BEGIN Materials provided

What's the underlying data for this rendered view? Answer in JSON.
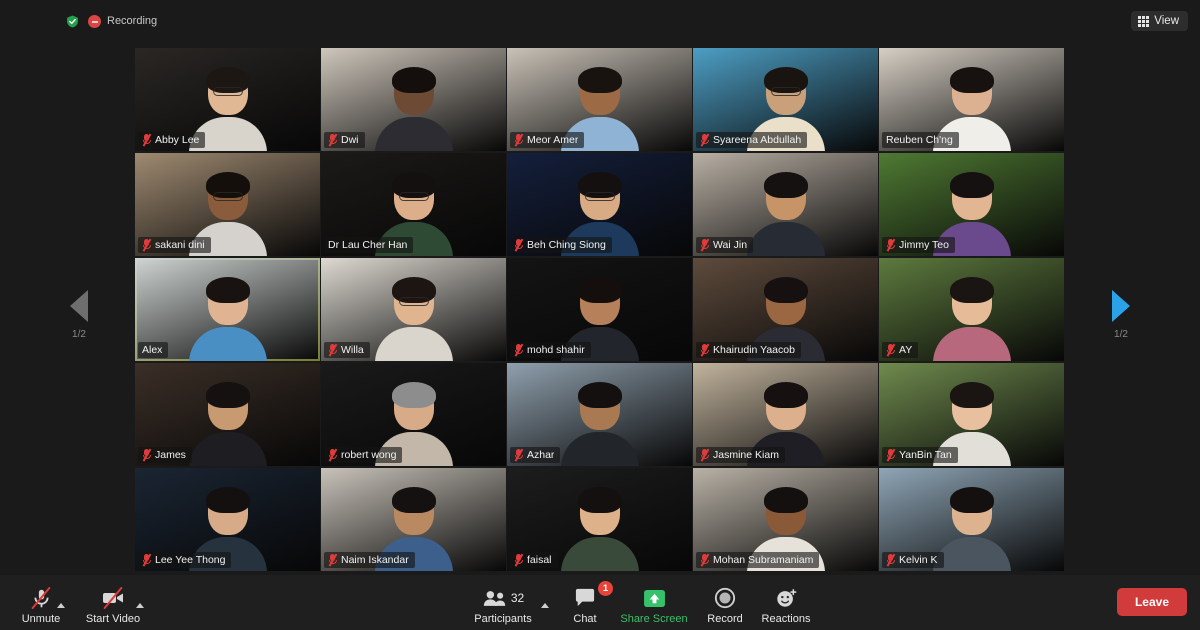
{
  "topbar": {
    "encryption_icon": "shield-check-icon",
    "encryption_color": "#22a04a",
    "recording_icon": "recording-stop-icon",
    "recording_label": "Recording",
    "view_icon": "grid-view-icon",
    "view_label": "View"
  },
  "pagination": {
    "prev_icon": "chevron-left-icon",
    "next_icon": "chevron-right-icon",
    "prev_label": "1/2",
    "next_label": "1/2",
    "prev_color": "#6e6e6e",
    "next_color": "#2ba2e8"
  },
  "gallery": {
    "columns": 5,
    "rows": 5,
    "active_speaker_color": "#d9e65a",
    "participants": [
      {
        "name": "Abby Lee",
        "muted": true,
        "speaking": false,
        "bg": "#2a2724",
        "skin": "#e0b894",
        "hair": "#1d1713",
        "shirt": "#d8d3cb",
        "glasses": true
      },
      {
        "name": "Dwi",
        "muted": true,
        "speaking": false,
        "bg": "#cfc7bc",
        "skin": "#6d4a33",
        "hair": "#140f0c",
        "shirt": "#2c2c32",
        "glasses": false
      },
      {
        "name": "Meor Amer",
        "muted": true,
        "speaking": false,
        "bg": "#c9c2b7",
        "skin": "#9c6b46",
        "hair": "#191310",
        "shirt": "#8fb3d4",
        "glasses": false
      },
      {
        "name": "Syareena Abdullah",
        "muted": true,
        "speaking": false,
        "bg": "#4d9ec4",
        "skin": "#caa07a",
        "hair": "#1a1411",
        "shirt": "#eadfc9",
        "glasses": true
      },
      {
        "name": "Reuben Ch'ng",
        "muted": false,
        "speaking": false,
        "bg": "#d6cfc4",
        "skin": "#dcb191",
        "hair": "#171210",
        "shirt": "#f0eee9",
        "glasses": false
      },
      {
        "name": "sakani dini",
        "muted": true,
        "speaking": false,
        "bg": "#9f8a71",
        "skin": "#8a5c3c",
        "hair": "#140f0b",
        "shirt": "#d5d2cd",
        "glasses": true
      },
      {
        "name": "Dr Lau Cher Han",
        "muted": false,
        "speaking": false,
        "bg": "#1c1a18",
        "skin": "#dcae89",
        "hair": "#151010",
        "shirt": "#2f4a34",
        "glasses": true
      },
      {
        "name": "Beh Ching Siong",
        "muted": true,
        "speaking": false,
        "bg": "#141f3c",
        "skin": "#d8ab85",
        "hair": "#141010",
        "shirt": "#1d3a5c",
        "glasses": true
      },
      {
        "name": "Wai Jin",
        "muted": true,
        "speaking": false,
        "bg": "#b9b0a4",
        "skin": "#c79468",
        "hair": "#151110",
        "shirt": "#272b33",
        "glasses": false
      },
      {
        "name": "Jimmy Teo",
        "muted": true,
        "speaking": false,
        "bg": "#4f7a33",
        "skin": "#e2b692",
        "hair": "#151110",
        "shirt": "#6a4a8c",
        "glasses": false
      },
      {
        "name": "Alex",
        "muted": false,
        "speaking": true,
        "bg": "#cfd5d3",
        "skin": "#e0b492",
        "hair": "#181210",
        "shirt": "#4a8fc4",
        "glasses": false
      },
      {
        "name": "Willa",
        "muted": true,
        "speaking": false,
        "bg": "#dedad2",
        "skin": "#dfb48f",
        "hair": "#1c1512",
        "shirt": "#d9d4cc",
        "glasses": true
      },
      {
        "name": "mohd shahir",
        "muted": true,
        "speaking": false,
        "bg": "#141414",
        "skin": "#b5805a",
        "hair": "#140f0c",
        "shirt": "#22262c",
        "glasses": false
      },
      {
        "name": "Khairudin Yaacob",
        "muted": true,
        "speaking": false,
        "bg": "#5e4b3c",
        "skin": "#9a6742",
        "hair": "#161110",
        "shirt": "#2b2b33",
        "glasses": false
      },
      {
        "name": "AY",
        "muted": true,
        "speaking": false,
        "bg": "#5d7a3e",
        "skin": "#e6bc98",
        "hair": "#1a1412",
        "shirt": "#b8687c",
        "glasses": false
      },
      {
        "name": "James",
        "muted": true,
        "speaking": false,
        "bg": "#3b2f27",
        "skin": "#c79a72",
        "hair": "#151110",
        "shirt": "#1d1d22",
        "glasses": false
      },
      {
        "name": "robert wong",
        "muted": true,
        "speaking": false,
        "bg": "#1a1a1a",
        "skin": "#d8ab88",
        "hair": "#8d8d8d",
        "shirt": "#c2b7a8",
        "glasses": false
      },
      {
        "name": "Azhar",
        "muted": true,
        "speaking": false,
        "bg": "#8fa0ad",
        "skin": "#a97a52",
        "hair": "#141010",
        "shirt": "#22262b",
        "glasses": false
      },
      {
        "name": "Jasmine Kiam",
        "muted": true,
        "speaking": false,
        "bg": "#c2b49e",
        "skin": "#dcb08c",
        "hair": "#161110",
        "shirt": "#1e1e24",
        "glasses": false
      },
      {
        "name": "YanBin Tan",
        "muted": true,
        "speaking": false,
        "bg": "#6f8b4e",
        "skin": "#e8c0a0",
        "hair": "#1a1412",
        "shirt": "#e2dfd8",
        "glasses": false
      },
      {
        "name": "Lee Yee Thong",
        "muted": true,
        "speaking": false,
        "bg": "#1a2533",
        "skin": "#d7ab88",
        "hair": "#141010",
        "shirt": "#26333f",
        "glasses": false
      },
      {
        "name": "Naim Iskandar",
        "muted": true,
        "speaking": false,
        "bg": "#c8c2b9",
        "skin": "#b98a62",
        "hair": "#151110",
        "shirt": "#3d5f8c",
        "glasses": false
      },
      {
        "name": "faisal",
        "muted": true,
        "speaking": false,
        "bg": "#1d1d1d",
        "skin": "#ddb189",
        "hair": "#141010",
        "shirt": "#3a4a3a",
        "glasses": false
      },
      {
        "name": "Mohan Subramaniam",
        "muted": true,
        "speaking": false,
        "bg": "#b9b2a6",
        "skin": "#8a5a38",
        "hair": "#141010",
        "shirt": "#e6e2da",
        "glasses": false
      },
      {
        "name": "Kelvin K",
        "muted": true,
        "speaking": false,
        "bg": "#8fa6b6",
        "skin": "#ddb38f",
        "hair": "#141010",
        "shirt": "#4a5560",
        "glasses": false
      }
    ]
  },
  "toolbar": {
    "mute": {
      "label": "Unmute",
      "icon": "microphone-muted-icon"
    },
    "video": {
      "label": "Start Video",
      "icon": "camera-off-icon"
    },
    "participants": {
      "label": "Participants",
      "icon": "participants-icon",
      "count": "32"
    },
    "chat": {
      "label": "Chat",
      "icon": "chat-bubble-icon",
      "badge": "1"
    },
    "share": {
      "label": "Share Screen",
      "icon": "share-screen-icon",
      "color": "#3cbf6a"
    },
    "record": {
      "label": "Record",
      "icon": "record-circle-icon"
    },
    "reactions": {
      "label": "Reactions",
      "icon": "reactions-smiley-icon"
    },
    "leave": {
      "label": "Leave",
      "color": "#d13b3b"
    }
  }
}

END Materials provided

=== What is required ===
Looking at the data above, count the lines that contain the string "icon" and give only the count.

=== Response below ===
12